> DATA PROVIDED:
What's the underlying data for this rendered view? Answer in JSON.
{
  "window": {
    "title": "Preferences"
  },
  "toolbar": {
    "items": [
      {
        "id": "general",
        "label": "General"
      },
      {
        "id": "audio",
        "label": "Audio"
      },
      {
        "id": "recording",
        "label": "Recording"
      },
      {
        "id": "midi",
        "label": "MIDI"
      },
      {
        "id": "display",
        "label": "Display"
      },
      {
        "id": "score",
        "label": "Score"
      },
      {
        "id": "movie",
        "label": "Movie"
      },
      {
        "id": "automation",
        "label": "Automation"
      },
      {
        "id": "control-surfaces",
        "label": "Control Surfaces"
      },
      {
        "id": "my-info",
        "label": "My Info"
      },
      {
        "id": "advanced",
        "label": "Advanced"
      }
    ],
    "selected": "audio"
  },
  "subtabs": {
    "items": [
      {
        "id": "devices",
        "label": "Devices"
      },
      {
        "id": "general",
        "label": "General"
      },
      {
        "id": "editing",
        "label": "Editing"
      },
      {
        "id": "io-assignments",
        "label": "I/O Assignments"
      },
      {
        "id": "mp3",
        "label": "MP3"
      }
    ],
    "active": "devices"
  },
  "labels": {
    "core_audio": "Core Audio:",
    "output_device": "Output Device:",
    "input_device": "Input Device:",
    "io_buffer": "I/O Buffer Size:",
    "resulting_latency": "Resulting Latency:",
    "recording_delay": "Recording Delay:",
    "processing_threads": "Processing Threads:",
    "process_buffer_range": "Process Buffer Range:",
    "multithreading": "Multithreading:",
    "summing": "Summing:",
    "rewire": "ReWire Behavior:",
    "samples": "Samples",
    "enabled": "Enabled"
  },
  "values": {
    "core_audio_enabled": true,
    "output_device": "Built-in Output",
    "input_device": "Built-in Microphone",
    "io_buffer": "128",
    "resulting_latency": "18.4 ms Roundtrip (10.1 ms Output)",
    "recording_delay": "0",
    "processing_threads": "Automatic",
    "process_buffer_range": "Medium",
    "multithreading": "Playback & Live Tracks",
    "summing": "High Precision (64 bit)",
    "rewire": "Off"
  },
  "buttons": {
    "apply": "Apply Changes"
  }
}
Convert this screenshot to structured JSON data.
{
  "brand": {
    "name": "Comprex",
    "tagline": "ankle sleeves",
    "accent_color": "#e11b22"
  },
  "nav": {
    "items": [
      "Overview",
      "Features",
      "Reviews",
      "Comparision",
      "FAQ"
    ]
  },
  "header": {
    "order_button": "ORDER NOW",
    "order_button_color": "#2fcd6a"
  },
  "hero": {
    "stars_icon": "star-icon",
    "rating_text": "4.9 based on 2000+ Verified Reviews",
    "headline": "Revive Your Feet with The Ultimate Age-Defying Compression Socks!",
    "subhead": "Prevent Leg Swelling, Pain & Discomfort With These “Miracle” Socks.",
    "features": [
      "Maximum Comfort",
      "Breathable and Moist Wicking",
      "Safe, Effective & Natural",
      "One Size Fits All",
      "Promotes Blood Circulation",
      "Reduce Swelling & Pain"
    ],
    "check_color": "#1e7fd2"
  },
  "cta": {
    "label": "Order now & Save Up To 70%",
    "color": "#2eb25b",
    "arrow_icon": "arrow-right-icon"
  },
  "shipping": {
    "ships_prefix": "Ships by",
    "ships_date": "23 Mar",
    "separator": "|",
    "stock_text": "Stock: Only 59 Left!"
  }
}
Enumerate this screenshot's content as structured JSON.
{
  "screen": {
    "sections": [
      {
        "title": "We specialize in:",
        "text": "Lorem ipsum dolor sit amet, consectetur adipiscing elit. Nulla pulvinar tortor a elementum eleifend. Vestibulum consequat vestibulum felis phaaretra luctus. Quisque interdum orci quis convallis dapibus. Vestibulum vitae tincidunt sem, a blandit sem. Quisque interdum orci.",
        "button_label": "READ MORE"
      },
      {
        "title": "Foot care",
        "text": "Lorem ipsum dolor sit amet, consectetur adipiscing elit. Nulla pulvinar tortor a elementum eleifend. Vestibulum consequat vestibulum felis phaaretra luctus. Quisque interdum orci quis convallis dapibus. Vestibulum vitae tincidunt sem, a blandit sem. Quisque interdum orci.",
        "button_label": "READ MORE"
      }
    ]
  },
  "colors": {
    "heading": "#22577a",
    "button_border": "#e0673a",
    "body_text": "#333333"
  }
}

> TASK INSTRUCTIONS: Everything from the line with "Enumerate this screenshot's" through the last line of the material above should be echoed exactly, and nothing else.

> PROBLEM SOLUTION:
Enumerate this screenshot's content as structured JSON.
{
  "screen": {
    "sections": [
      {
        "title": "We specialize in:",
        "text": "Lorem ipsum dolor sit amet, consectetur adipiscing elit. Nulla pulvinar tortor a elementum eleifend. Vestibulum consequat vestibulum felis phaaretra luctus. Quisque interdum orci quis convallis dapibus. Vestibulum vitae tincidunt sem, a blandit sem. Quisque interdum orci.",
        "button_label": "READ MORE"
      },
      {
        "title": "Foot care",
        "text": "Lorem ipsum dolor sit amet, consectetur adipiscing elit. Nulla pulvinar tortor a elementum eleifend. Vestibulum consequat vestibulum felis phaaretra luctus. Quisque interdum orci quis convallis dapibus. Vestibulum vitae tincidunt sem, a blandit sem. Quisque interdum orci.",
        "button_label": "READ MORE"
      }
    ]
  },
  "colors": {
    "heading": "#22577a",
    "button_border": "#e0673a",
    "body_text": "#333333"
  }
}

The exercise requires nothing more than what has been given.